We can all remember the justified indignation that led Africans to call for African solutions to African problems. It was in response to foreigners dictating solutions that often did not work. And they did not work for a number of reasons.
Such foreign-generated solutions were usually dictated by the interests of the countries proposing them, often in total disregard of any local input or interest. They did not therefore take into account, or were ignorant of local realities and sensibilities.
And because they were designed in far off places, away from situations they were meant to resolve, they stood little chance of success, at any rate for any length of time. That’s why they have a tendency to unravel at the first real test.
And so, it was felt that the best results would be obtained if Africans, preferably neighbours, were involved in the search for lasting answers to political conflicts and similar issues. The argument was attractive as it was thought that neighbours understand the local context and history, and know the protagonists very well. And because of this, it was assumed that good results could be got by one or both of two things.

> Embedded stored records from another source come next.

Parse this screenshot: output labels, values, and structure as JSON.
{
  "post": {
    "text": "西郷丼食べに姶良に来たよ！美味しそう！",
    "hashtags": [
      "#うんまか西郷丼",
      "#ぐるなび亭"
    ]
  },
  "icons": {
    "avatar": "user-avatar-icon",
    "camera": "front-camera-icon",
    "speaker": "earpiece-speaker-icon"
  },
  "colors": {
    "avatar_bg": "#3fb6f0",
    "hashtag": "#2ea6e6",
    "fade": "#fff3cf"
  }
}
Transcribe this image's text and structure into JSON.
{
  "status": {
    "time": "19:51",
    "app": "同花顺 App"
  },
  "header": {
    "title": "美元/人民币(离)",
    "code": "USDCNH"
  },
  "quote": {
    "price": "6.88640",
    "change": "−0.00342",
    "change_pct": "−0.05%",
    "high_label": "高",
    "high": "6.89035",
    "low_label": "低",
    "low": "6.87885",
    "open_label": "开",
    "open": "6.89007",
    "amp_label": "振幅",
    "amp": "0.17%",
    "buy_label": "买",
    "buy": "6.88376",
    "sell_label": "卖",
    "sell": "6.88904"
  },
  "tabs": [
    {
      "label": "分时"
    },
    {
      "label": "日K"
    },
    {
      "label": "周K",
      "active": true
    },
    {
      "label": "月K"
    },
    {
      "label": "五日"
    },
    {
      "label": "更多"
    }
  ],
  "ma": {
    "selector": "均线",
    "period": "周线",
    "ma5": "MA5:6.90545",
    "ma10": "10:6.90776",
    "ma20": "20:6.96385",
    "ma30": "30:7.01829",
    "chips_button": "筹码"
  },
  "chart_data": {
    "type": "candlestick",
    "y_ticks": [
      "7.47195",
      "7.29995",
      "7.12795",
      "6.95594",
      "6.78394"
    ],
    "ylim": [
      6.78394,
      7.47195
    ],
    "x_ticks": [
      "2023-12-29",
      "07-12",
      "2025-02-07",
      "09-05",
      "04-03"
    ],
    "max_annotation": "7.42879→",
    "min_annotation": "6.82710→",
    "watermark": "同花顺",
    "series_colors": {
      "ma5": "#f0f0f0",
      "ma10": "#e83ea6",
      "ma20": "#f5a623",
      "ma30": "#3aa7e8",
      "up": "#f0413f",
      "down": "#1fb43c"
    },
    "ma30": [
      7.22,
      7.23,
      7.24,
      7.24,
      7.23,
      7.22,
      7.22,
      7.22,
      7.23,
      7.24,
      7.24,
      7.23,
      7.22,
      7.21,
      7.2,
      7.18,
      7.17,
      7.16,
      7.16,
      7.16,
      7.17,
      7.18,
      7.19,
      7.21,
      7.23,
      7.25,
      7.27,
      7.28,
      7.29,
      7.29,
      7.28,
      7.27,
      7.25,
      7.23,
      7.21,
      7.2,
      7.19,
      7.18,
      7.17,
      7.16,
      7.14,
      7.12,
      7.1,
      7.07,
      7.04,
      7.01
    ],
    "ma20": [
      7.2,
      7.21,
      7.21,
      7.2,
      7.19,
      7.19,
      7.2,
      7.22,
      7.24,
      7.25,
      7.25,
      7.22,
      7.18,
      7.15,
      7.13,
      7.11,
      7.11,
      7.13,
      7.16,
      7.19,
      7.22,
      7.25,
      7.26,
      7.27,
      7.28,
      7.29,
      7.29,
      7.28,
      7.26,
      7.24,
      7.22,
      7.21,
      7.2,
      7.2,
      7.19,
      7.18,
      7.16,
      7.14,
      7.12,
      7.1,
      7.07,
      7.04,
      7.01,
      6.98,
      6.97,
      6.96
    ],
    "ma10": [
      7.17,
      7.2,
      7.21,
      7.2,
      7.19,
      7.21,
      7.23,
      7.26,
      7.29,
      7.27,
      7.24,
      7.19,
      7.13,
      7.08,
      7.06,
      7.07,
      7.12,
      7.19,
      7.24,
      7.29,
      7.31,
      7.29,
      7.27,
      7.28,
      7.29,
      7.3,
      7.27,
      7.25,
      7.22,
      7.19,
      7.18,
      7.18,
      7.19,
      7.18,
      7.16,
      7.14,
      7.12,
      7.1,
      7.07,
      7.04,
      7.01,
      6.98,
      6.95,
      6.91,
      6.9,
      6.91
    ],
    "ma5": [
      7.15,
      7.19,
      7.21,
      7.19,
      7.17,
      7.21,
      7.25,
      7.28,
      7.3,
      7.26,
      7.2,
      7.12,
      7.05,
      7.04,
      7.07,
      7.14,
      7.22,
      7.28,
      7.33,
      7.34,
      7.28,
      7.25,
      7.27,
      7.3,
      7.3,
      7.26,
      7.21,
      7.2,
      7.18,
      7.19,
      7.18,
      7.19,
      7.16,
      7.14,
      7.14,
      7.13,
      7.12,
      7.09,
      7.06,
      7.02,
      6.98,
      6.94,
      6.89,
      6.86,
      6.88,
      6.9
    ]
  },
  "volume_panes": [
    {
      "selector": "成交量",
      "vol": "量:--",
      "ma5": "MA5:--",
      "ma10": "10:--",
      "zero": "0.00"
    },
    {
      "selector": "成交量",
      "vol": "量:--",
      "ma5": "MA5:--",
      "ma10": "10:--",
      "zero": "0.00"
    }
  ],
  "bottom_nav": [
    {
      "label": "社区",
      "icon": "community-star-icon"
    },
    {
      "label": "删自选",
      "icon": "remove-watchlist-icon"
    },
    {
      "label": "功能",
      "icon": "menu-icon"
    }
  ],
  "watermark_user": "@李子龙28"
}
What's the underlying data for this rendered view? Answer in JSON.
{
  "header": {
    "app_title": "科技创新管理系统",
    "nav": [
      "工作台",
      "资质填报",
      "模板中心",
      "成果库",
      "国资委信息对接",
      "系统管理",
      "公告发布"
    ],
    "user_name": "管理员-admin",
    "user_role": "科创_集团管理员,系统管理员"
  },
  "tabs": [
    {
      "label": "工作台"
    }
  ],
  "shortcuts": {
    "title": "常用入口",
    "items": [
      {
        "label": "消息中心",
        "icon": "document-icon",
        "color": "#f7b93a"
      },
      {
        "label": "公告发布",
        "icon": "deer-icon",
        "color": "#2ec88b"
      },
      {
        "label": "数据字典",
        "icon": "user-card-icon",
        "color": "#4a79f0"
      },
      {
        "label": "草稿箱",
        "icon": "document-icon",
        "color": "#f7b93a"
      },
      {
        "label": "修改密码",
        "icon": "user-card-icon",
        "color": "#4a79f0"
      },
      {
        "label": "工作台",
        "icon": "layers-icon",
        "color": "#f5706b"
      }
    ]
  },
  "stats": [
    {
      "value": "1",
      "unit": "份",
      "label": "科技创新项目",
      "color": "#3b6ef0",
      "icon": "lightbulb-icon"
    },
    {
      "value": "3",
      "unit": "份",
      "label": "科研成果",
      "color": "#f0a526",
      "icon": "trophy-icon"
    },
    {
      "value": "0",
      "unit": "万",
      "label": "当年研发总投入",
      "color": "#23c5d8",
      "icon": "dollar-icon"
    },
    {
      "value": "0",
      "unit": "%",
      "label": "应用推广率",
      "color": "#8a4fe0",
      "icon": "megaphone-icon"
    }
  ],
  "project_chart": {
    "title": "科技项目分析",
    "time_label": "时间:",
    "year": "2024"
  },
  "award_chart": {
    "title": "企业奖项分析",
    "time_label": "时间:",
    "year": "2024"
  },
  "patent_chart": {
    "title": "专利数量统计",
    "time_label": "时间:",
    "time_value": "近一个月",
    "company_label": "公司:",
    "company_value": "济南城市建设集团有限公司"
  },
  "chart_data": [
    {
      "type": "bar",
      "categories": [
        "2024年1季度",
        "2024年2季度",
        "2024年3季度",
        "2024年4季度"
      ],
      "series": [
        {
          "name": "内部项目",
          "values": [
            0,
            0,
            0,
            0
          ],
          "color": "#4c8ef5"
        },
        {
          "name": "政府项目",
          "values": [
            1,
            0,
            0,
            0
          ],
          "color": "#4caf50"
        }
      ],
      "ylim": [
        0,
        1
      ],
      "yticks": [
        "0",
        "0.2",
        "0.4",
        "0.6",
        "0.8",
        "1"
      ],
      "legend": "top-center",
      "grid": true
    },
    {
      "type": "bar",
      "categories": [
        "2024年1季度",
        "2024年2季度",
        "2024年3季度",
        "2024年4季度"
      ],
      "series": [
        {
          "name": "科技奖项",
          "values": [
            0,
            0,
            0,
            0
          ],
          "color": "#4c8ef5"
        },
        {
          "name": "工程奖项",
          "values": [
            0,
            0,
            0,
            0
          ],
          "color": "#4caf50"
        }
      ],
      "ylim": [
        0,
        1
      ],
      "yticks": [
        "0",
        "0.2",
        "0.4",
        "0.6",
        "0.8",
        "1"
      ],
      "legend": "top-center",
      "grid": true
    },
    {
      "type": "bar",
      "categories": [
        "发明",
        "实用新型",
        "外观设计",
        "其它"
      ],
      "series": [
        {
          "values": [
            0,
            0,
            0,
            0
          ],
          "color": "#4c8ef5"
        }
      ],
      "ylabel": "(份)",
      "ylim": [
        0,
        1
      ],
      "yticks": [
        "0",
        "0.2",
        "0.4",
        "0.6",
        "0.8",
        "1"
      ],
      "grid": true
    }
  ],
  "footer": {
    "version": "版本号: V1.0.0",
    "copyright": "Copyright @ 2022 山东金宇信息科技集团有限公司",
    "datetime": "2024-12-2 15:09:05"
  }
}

Indeed some leaders in this region have been reported telling foreigners to keep off local conflicts. These are our people; leave them to us, one said recently.
It was also assumed that this sort of understanding would inspire a certain level of trust, and also produce some amount of firmness where necessary, including even the knocking together of heads.
All very good and reasonable, except that it hasn’t always worked out that way. One problem seems to have been overlooked: neighbourliness does not always equate with impartiality or disinterestedness. It often turns out that some of the neighbours have a vested interest in keeping the waters muddy.
There are a couple of reasons why they want it this way.
First, the existence of trouble spots in the region helps some maintain a pre-eminent position as an arbiter, peace-maker, or kingmaker. They then sell this assumed position to external powers for diplomatic leverage.
Second, maintenance of a troubled status quo or even a deliberate stirring of trouble can be an instrument to keep in check other neighbours perceived to be a threat to one’s pre-eminent position.
Solutions by Africans to African problems, including mediation, have been initiated, but problems have persisted. East African has had its fair share of these problems and mediation efforts, but there are no results to show for it.
For instance, Burundi has been smouldering for the last three years. Thousands of people have been, and continue to be, killed. A lot more have fled the country and sought refuge in neighbouring countries. Mediation by neighbours has been going on but the situation does not get any better.
The International Criminal Court (ICC), from which Burundi withdrew, has even decided to investigate and prosecute crimes committed against humanity in the country. Some in the region will hear none of that, insisting that the ICC has no business in Burundi’s affairs.
Not many in Africa like the ICC very much. But equally, no one likes what is going on in Burundi. They want to see some movement towards its resolution.
The current crisis in Burundi can, in fact, be traced back to an earlier mediated settlement of essentially the same problem. The outcome was a fragile and unstable arrangement on which the political system is built. Its breakdown was inevitable. It probably makes sense to ask those who put it together to fix it, but clearly, not in the same way they did it the first time. New approaches are needed.
South Sudan has been in self-destruction mode for most of its short independent life. A regional mediation effort has been going on for all this time, and perhaps that’s why the country has not yet gone up in flames. Still, the situation there could have improved. But it has not because some of the neighbours are known to have divergent interests in South Sudan. Various individuals in the leadership of South Sudan have made investments in these countries and maintain homes there.
However, this is not to say that the notion of African solutions to African problems has not worked. It has, in places, and is the right way to go. But it must not be allowed to be an excuse for continued inaction or an instrument of foreign policy of some countries. The search for solutions should also produce results and cannot go on endlessly.
The views expressed in this article are of the author and do not necessarily represent those of The New Times.